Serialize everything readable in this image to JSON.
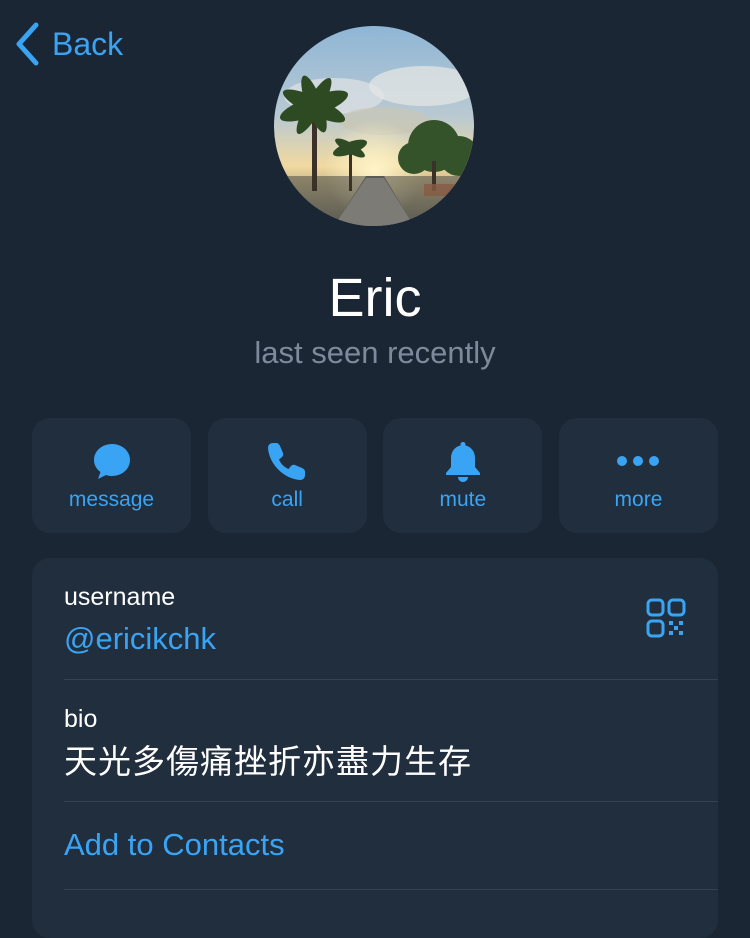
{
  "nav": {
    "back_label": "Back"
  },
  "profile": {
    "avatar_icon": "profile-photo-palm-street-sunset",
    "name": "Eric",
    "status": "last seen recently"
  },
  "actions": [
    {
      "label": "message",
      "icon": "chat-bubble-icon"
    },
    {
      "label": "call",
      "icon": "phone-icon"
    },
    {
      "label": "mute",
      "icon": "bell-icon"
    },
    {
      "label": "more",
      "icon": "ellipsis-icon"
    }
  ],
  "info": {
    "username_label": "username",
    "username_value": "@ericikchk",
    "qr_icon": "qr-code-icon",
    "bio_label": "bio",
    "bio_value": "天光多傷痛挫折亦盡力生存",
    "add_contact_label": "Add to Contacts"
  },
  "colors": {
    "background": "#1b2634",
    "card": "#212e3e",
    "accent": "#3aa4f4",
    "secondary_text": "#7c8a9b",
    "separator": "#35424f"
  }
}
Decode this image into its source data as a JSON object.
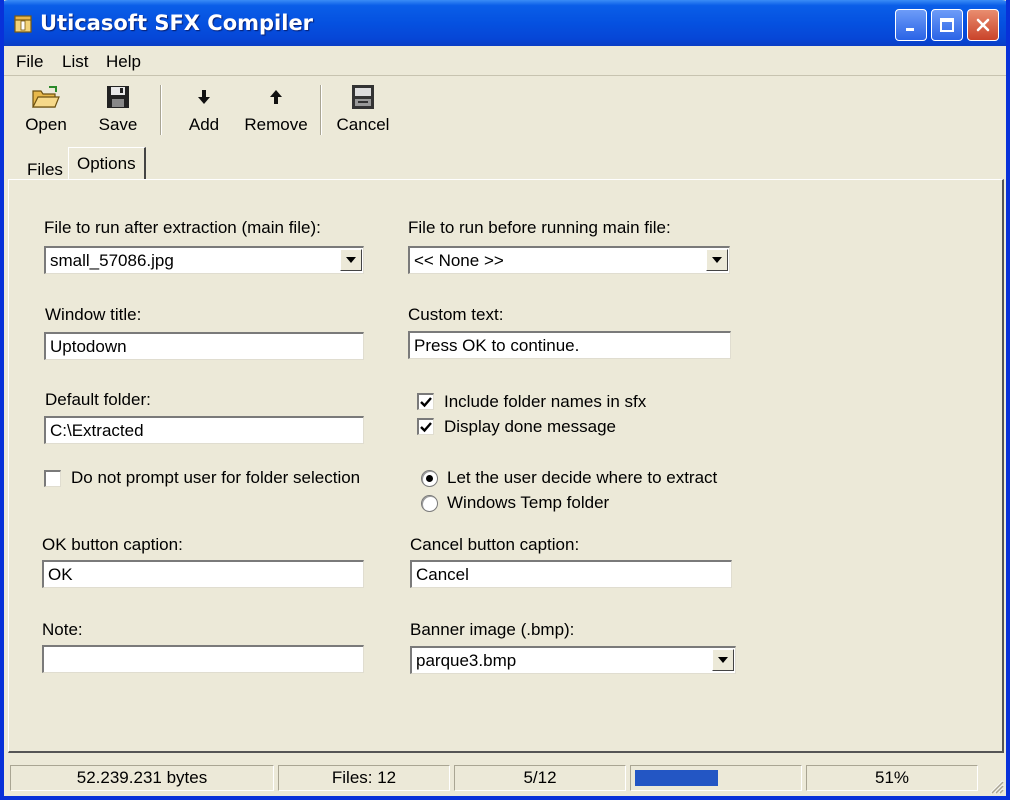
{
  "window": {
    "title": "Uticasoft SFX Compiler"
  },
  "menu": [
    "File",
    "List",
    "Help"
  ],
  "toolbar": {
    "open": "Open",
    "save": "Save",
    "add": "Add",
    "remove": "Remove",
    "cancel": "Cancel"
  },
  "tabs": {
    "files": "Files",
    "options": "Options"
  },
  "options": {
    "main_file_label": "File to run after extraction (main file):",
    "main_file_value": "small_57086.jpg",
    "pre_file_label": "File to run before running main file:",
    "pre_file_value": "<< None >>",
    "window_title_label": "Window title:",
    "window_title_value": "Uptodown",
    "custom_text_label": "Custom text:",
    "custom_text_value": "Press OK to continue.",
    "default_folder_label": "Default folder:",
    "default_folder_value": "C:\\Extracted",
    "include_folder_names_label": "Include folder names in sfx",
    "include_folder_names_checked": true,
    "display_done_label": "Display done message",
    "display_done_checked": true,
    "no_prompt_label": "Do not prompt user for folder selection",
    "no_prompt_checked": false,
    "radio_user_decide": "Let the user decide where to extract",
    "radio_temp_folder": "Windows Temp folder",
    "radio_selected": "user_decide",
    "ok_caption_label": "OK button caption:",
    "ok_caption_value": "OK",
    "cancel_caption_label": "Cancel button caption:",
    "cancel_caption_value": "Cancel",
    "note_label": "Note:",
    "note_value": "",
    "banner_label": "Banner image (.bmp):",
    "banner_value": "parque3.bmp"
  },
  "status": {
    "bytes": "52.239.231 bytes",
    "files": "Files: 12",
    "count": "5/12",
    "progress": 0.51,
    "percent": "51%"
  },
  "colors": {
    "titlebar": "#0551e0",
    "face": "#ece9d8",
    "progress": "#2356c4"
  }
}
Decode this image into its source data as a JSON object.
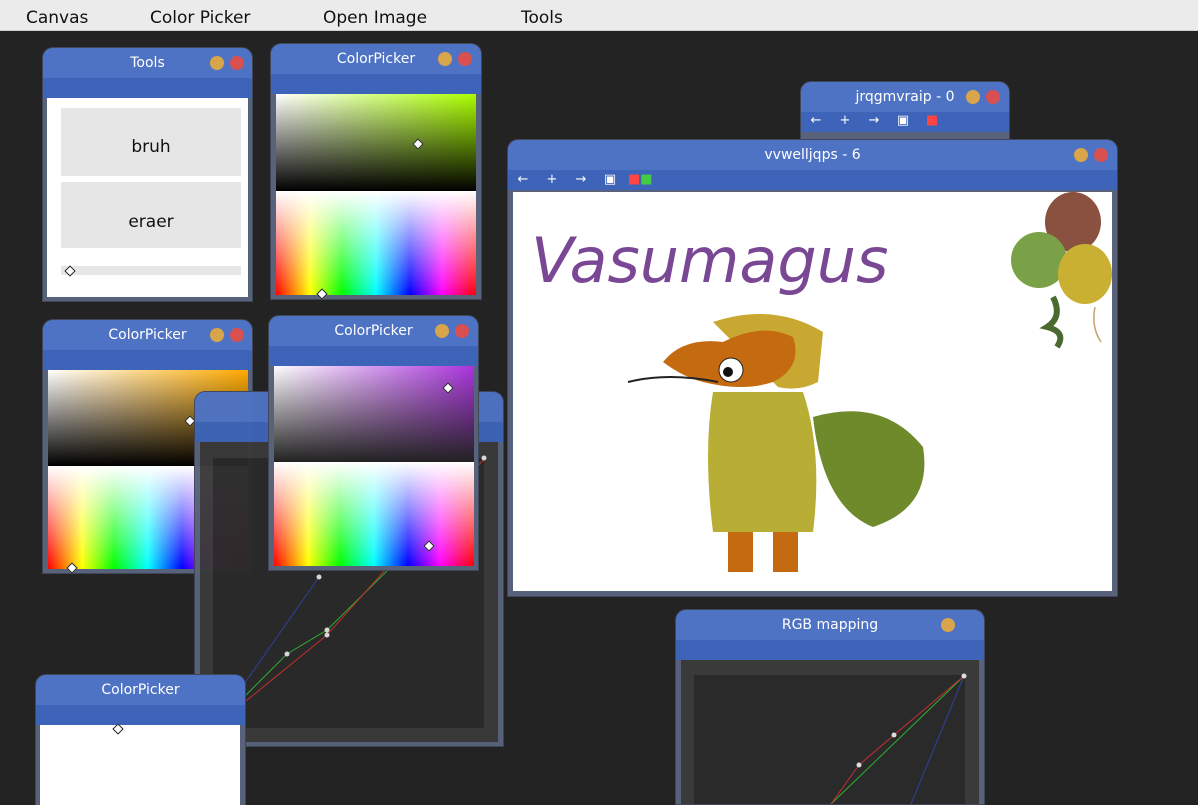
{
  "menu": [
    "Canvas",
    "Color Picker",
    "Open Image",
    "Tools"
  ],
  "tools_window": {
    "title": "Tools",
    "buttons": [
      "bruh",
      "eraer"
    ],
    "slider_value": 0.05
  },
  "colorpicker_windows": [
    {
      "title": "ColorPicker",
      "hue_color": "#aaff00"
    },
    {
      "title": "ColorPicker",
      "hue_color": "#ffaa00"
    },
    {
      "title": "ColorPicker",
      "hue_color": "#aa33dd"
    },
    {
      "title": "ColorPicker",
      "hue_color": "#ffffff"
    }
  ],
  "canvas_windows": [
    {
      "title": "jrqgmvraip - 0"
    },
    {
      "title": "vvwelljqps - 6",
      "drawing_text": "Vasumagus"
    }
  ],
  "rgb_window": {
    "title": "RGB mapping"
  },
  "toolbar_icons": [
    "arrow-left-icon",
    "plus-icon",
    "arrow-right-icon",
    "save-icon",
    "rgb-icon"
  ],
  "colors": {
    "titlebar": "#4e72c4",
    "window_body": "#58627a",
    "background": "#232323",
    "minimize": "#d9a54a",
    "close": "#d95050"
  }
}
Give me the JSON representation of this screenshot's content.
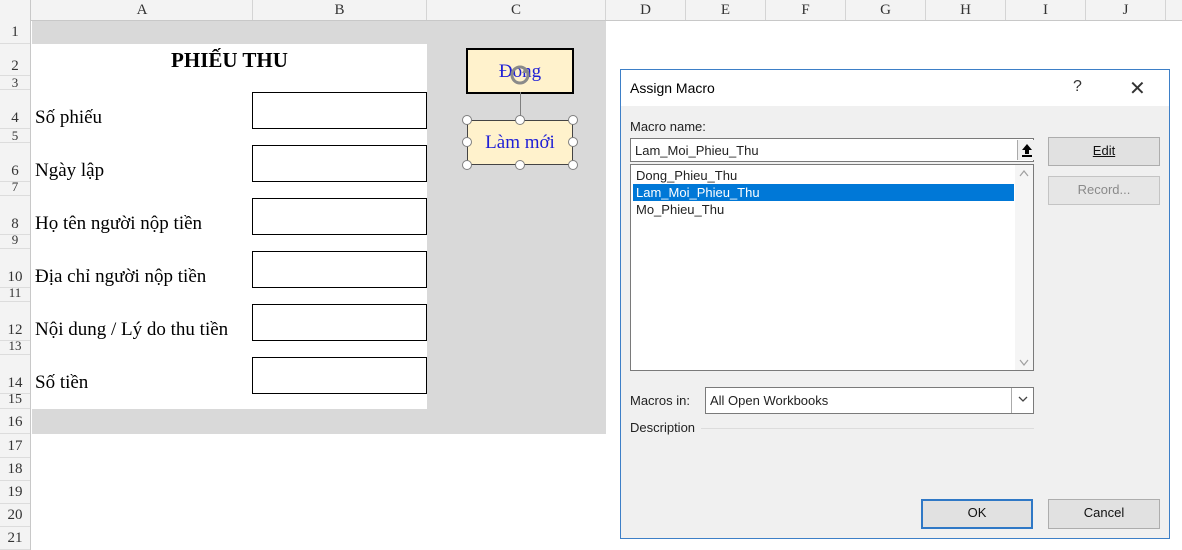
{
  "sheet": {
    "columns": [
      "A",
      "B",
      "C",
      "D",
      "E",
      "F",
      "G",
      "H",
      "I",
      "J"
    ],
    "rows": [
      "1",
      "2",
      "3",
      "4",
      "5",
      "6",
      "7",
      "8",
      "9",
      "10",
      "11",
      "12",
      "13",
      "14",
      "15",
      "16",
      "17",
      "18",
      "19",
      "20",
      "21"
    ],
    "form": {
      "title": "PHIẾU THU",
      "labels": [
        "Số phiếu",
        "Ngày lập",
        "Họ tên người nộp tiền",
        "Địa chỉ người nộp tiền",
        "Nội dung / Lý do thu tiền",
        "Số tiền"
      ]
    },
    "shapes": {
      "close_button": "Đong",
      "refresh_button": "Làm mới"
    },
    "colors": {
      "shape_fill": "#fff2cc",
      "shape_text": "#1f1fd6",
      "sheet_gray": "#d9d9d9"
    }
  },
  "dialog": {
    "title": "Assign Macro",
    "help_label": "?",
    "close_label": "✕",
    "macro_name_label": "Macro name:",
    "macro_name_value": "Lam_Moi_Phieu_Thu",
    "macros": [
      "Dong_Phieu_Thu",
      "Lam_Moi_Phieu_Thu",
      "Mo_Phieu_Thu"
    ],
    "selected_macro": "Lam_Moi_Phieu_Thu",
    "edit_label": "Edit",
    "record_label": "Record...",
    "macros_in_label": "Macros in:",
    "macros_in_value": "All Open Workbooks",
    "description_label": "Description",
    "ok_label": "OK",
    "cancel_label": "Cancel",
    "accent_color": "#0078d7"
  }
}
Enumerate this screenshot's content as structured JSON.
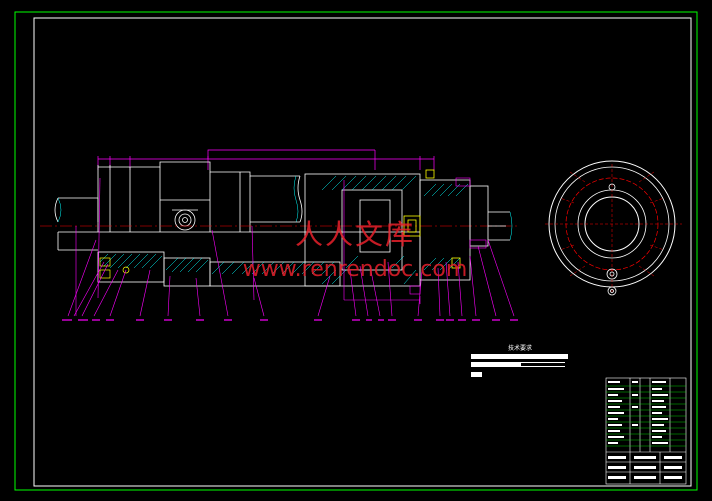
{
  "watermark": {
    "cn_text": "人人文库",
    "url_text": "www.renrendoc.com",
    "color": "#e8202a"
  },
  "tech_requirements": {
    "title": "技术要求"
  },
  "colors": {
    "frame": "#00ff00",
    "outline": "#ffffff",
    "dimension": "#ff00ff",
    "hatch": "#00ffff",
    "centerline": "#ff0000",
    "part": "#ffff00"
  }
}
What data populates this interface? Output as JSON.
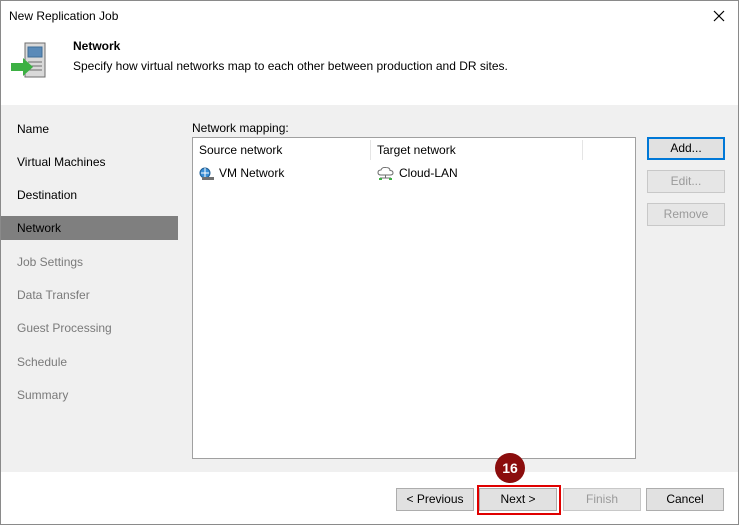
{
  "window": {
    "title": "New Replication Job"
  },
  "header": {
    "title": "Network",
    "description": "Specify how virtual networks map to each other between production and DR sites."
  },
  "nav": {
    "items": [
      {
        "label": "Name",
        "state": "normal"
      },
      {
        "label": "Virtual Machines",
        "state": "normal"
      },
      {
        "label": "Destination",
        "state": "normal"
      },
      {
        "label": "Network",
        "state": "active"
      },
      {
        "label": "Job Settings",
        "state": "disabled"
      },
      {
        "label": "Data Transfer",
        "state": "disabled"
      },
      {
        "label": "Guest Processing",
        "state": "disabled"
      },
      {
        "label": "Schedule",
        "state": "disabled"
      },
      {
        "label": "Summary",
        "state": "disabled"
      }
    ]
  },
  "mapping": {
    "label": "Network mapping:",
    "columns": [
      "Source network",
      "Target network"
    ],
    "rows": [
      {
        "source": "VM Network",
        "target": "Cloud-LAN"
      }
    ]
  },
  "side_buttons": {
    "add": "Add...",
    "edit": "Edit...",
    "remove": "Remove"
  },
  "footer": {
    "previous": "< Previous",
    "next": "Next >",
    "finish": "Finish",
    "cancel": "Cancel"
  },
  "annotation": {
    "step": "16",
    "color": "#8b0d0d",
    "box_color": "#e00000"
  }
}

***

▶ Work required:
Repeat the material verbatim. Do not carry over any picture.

▶ Reply to the task:
Serialize everything readable in this image to JSON.
{
  "nav": {
    "back_label": "Back"
  },
  "profile": {
    "avatar_icon": "profile-photo-palm-street-sunset",
    "name": "Eric",
    "status": "last seen recently"
  },
  "actions": [
    {
      "label": "message",
      "icon": "chat-bubble-icon"
    },
    {
      "label": "call",
      "icon": "phone-icon"
    },
    {
      "label": "mute",
      "icon": "bell-icon"
    },
    {
      "label": "more",
      "icon": "ellipsis-icon"
    }
  ],
  "info": {
    "username_label": "username",
    "username_value": "@ericikchk",
    "qr_icon": "qr-code-icon",
    "bio_label": "bio",
    "bio_value": "天光多傷痛挫折亦盡力生存",
    "add_contact_label": "Add to Contacts"
  },
  "colors": {
    "background": "#1b2634",
    "card": "#212e3e",
    "accent": "#3aa4f4",
    "secondary_text": "#7c8a9b",
    "separator": "#35424f"
  }
}
Decode this image into its source data as a JSON object.
{
  "window": {
    "title": "Uticasoft SFX Compiler"
  },
  "menu": [
    "File",
    "List",
    "Help"
  ],
  "toolbar": {
    "open": "Open",
    "save": "Save",
    "add": "Add",
    "remove": "Remove",
    "cancel": "Cancel"
  },
  "tabs": {
    "files": "Files",
    "options": "Options"
  },
  "options": {
    "main_file_label": "File to run after extraction (main file):",
    "main_file_value": "small_57086.jpg",
    "pre_file_label": "File to run before running main file:",
    "pre_file_value": "<< None >>",
    "window_title_label": "Window title:",
    "window_title_value": "Uptodown",
    "custom_text_label": "Custom text:",
    "custom_text_value": "Press OK to continue.",
    "default_folder_label": "Default folder:",
    "default_folder_value": "C:\\Extracted",
    "include_folder_names_label": "Include folder names in sfx",
    "include_folder_names_checked": true,
    "display_done_label": "Display done message",
    "display_done_checked": true,
    "no_prompt_label": "Do not prompt user for folder selection",
    "no_prompt_checked": false,
    "radio_user_decide": "Let the user decide where to extract",
    "radio_temp_folder": "Windows Temp folder",
    "radio_selected": "user_decide",
    "ok_caption_label": "OK button caption:",
    "ok_caption_value": "OK",
    "cancel_caption_label": "Cancel button caption:",
    "cancel_caption_value": "Cancel",
    "note_label": "Note:",
    "note_value": "",
    "banner_label": "Banner image (.bmp):",
    "banner_value": "parque3.bmp"
  },
  "status": {
    "bytes": "52.239.231 bytes",
    "files": "Files: 12",
    "count": "5/12",
    "progress": 0.51,
    "percent": "51%"
  },
  "colors": {
    "titlebar": "#0551e0",
    "face": "#ece9d8",
    "progress": "#2356c4"
  }
}
Decode this image into its source data as a JSON object.
{
  "menu": [
    "Canvas",
    "Color Picker",
    "Open Image",
    "Tools"
  ],
  "tools_window": {
    "title": "Tools",
    "buttons": [
      "bruh",
      "eraer"
    ],
    "slider_value": 0.05
  },
  "colorpicker_windows": [
    {
      "title": "ColorPicker",
      "hue_color": "#aaff00"
    },
    {
      "title": "ColorPicker",
      "hue_color": "#ffaa00"
    },
    {
      "title": "ColorPicker",
      "hue_color": "#aa33dd"
    },
    {
      "title": "ColorPicker",
      "hue_color": "#ffffff"
    }
  ],
  "canvas_windows": [
    {
      "title": "jrqgmvraip - 0"
    },
    {
      "title": "vvwelljqps - 6",
      "drawing_text": "Vasumagus"
    }
  ],
  "rgb_window": {
    "title": "RGB mapping"
  },
  "toolbar_icons": [
    "arrow-left-icon",
    "plus-icon",
    "arrow-right-icon",
    "save-icon",
    "rgb-icon"
  ],
  "colors": {
    "titlebar": "#4e72c4",
    "window_body": "#58627a",
    "background": "#232323",
    "minimize": "#d9a54a",
    "close": "#d95050"
  }
}
Give me the JSON representation of this screenshot's content.
{
  "sheet": {
    "columns": [
      "A",
      "B",
      "C",
      "D",
      "E",
      "F",
      "G",
      "H",
      "I",
      "J"
    ],
    "rows": [
      "1",
      "2",
      "3",
      "4",
      "5",
      "6",
      "7",
      "8",
      "9",
      "10",
      "11",
      "12",
      "13",
      "14",
      "15",
      "16",
      "17",
      "18",
      "19",
      "20",
      "21"
    ],
    "form": {
      "title": "PHIẾU THU",
      "labels": [
        "Số phiếu",
        "Ngày lập",
        "Họ tên người nộp tiền",
        "Địa chỉ người nộp tiền",
        "Nội dung / Lý do thu tiền",
        "Số tiền"
      ]
    },
    "shapes": {
      "close_button": "Đong",
      "refresh_button": "Làm mới"
    },
    "colors": {
      "shape_fill": "#fff2cc",
      "shape_text": "#1f1fd6",
      "sheet_gray": "#d9d9d9"
    }
  },
  "dialog": {
    "title": "Assign Macro",
    "help_label": "?",
    "close_label": "✕",
    "macro_name_label": "Macro name:",
    "macro_name_value": "Lam_Moi_Phieu_Thu",
    "macros": [
      "Dong_Phieu_Thu",
      "Lam_Moi_Phieu_Thu",
      "Mo_Phieu_Thu"
    ],
    "selected_macro": "Lam_Moi_Phieu_Thu",
    "edit_label": "Edit",
    "record_label": "Record...",
    "macros_in_label": "Macros in:",
    "macros_in_value": "All Open Workbooks",
    "description_label": "Description",
    "ok_label": "OK",
    "cancel_label": "Cancel",
    "accent_color": "#0078d7"
  }
}
Enumerate this screenshot's content as structured JSON.
{
  "watermark": {
    "cn_text": "人人文库",
    "url_text": "www.renrendoc.com",
    "color": "#e8202a"
  },
  "tech_requirements": {
    "title": "技术要求"
  },
  "colors": {
    "frame": "#00ff00",
    "outline": "#ffffff",
    "dimension": "#ff00ff",
    "hatch": "#00ffff",
    "centerline": "#ff0000",
    "part": "#ffff00"
  }
}
What data populates this interface? Output as JSON.
{
  "window": {
    "title": "New Replication Job"
  },
  "header": {
    "title": "Network",
    "description": "Specify how virtual networks map to each other between production and DR sites."
  },
  "nav": {
    "items": [
      {
        "label": "Name",
        "state": "normal"
      },
      {
        "label": "Virtual Machines",
        "state": "normal"
      },
      {
        "label": "Destination",
        "state": "normal"
      },
      {
        "label": "Network",
        "state": "active"
      },
      {
        "label": "Job Settings",
        "state": "disabled"
      },
      {
        "label": "Data Transfer",
        "state": "disabled"
      },
      {
        "label": "Guest Processing",
        "state": "disabled"
      },
      {
        "label": "Schedule",
        "state": "disabled"
      },
      {
        "label": "Summary",
        "state": "disabled"
      }
    ]
  },
  "mapping": {
    "label": "Network mapping:",
    "columns": [
      "Source network",
      "Target network"
    ],
    "rows": [
      {
        "source": "VM Network",
        "target": "Cloud-LAN"
      }
    ]
  },
  "side_buttons": {
    "add": "Add...",
    "edit": "Edit...",
    "remove": "Remove"
  },
  "footer": {
    "previous": "< Previous",
    "next": "Next >",
    "finish": "Finish",
    "cancel": "Cancel"
  },
  "annotation": {
    "step": "16",
    "color": "#8b0d0d",
    "box_color": "#e00000"
  }
}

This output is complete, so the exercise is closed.